Exercise:
In the data below, how many lines contain the string "digit"? Reply with the number only.

□ □ □ □ □

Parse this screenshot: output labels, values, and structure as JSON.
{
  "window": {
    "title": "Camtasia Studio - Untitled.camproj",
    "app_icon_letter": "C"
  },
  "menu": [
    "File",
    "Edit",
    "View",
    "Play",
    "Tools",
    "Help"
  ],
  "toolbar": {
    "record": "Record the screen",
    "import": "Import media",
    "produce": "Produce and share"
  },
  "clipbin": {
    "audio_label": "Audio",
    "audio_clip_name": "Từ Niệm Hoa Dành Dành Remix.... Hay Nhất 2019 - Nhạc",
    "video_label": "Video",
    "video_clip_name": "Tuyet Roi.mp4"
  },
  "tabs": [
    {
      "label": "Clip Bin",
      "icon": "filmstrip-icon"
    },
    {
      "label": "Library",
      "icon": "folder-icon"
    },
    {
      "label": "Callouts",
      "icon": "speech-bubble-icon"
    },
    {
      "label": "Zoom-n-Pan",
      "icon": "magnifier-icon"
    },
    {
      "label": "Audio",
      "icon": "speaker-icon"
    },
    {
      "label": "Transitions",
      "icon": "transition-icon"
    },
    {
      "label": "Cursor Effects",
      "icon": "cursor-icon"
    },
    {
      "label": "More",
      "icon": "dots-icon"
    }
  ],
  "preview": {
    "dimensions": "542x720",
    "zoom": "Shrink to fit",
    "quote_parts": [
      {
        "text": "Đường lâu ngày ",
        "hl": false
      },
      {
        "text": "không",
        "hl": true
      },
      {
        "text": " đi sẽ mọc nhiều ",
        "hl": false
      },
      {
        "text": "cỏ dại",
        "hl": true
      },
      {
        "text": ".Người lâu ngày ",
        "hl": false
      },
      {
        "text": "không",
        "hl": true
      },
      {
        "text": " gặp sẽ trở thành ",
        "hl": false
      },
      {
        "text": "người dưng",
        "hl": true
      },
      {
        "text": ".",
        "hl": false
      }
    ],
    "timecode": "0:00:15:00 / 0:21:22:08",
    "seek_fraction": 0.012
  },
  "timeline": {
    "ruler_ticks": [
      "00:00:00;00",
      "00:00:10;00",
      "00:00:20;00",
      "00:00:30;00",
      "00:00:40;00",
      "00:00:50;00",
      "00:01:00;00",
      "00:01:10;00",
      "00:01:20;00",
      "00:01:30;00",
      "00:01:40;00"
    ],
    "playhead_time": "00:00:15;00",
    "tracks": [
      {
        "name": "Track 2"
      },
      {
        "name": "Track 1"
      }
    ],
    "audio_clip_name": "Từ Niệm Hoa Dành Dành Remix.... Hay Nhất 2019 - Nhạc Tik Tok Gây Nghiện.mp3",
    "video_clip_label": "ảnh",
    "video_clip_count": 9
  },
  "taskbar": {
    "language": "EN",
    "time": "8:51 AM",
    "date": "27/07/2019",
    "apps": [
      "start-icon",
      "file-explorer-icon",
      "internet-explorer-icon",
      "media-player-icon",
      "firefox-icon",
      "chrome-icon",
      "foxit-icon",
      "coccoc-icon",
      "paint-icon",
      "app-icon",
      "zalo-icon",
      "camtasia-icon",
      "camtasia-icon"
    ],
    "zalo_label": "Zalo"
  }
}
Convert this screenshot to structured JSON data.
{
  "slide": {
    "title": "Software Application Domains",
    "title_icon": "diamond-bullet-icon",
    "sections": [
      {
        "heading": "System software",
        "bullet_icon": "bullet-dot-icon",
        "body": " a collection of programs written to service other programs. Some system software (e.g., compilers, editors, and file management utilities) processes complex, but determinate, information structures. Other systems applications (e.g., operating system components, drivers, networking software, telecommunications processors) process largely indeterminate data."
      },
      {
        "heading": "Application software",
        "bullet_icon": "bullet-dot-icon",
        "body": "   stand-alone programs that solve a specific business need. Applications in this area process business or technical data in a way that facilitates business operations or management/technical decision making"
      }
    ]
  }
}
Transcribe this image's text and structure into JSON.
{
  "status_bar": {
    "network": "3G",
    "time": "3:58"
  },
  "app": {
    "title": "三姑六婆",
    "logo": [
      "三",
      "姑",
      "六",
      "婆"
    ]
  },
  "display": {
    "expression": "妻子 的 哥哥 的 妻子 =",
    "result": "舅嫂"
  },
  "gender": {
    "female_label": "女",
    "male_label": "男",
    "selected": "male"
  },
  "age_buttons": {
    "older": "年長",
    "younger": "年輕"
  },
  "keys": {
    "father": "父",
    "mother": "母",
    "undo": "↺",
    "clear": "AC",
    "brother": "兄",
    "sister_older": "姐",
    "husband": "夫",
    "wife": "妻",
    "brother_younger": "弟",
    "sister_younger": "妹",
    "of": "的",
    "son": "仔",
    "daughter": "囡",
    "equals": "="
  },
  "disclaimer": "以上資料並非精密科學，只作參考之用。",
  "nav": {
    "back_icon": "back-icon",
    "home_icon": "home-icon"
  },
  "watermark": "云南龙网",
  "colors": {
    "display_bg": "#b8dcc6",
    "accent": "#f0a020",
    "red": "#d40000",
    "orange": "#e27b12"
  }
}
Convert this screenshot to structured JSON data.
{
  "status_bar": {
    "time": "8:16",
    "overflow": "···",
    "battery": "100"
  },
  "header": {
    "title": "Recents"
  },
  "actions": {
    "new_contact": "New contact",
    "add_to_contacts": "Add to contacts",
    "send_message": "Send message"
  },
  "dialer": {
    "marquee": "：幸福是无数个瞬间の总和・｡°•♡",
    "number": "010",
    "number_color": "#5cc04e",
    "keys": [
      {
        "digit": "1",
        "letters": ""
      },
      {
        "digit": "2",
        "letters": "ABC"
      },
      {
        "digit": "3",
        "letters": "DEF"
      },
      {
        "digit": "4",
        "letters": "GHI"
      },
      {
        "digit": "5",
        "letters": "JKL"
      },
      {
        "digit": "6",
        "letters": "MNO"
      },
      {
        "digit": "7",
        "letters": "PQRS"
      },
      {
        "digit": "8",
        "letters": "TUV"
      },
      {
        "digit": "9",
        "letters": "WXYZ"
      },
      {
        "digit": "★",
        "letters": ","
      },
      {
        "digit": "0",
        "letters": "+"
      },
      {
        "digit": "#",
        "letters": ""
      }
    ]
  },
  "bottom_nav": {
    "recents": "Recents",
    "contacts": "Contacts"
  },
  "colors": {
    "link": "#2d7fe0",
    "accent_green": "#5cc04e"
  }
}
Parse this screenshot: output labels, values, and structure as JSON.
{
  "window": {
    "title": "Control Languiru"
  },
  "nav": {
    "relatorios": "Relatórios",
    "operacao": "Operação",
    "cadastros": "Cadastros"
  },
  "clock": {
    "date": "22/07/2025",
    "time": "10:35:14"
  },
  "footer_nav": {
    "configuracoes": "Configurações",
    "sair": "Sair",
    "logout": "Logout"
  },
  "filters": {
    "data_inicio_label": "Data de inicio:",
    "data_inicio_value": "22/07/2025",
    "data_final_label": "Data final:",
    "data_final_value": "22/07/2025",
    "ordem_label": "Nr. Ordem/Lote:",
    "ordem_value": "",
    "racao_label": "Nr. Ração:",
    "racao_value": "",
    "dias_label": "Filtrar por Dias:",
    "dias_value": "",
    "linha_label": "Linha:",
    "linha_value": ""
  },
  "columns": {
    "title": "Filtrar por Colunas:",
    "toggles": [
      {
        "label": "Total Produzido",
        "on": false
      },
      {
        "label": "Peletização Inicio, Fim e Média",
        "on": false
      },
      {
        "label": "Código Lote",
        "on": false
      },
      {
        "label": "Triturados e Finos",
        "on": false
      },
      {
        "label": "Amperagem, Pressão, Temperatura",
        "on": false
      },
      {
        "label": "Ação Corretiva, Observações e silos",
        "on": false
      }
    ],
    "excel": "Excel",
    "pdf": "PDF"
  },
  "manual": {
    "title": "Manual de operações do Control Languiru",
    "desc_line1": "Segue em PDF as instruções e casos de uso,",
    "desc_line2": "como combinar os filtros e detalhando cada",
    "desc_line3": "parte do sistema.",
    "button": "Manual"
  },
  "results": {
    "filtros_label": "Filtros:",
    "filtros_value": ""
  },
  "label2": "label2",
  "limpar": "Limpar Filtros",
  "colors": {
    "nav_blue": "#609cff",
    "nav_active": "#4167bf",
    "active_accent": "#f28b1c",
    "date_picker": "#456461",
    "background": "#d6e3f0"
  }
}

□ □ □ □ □

Exercise response:
12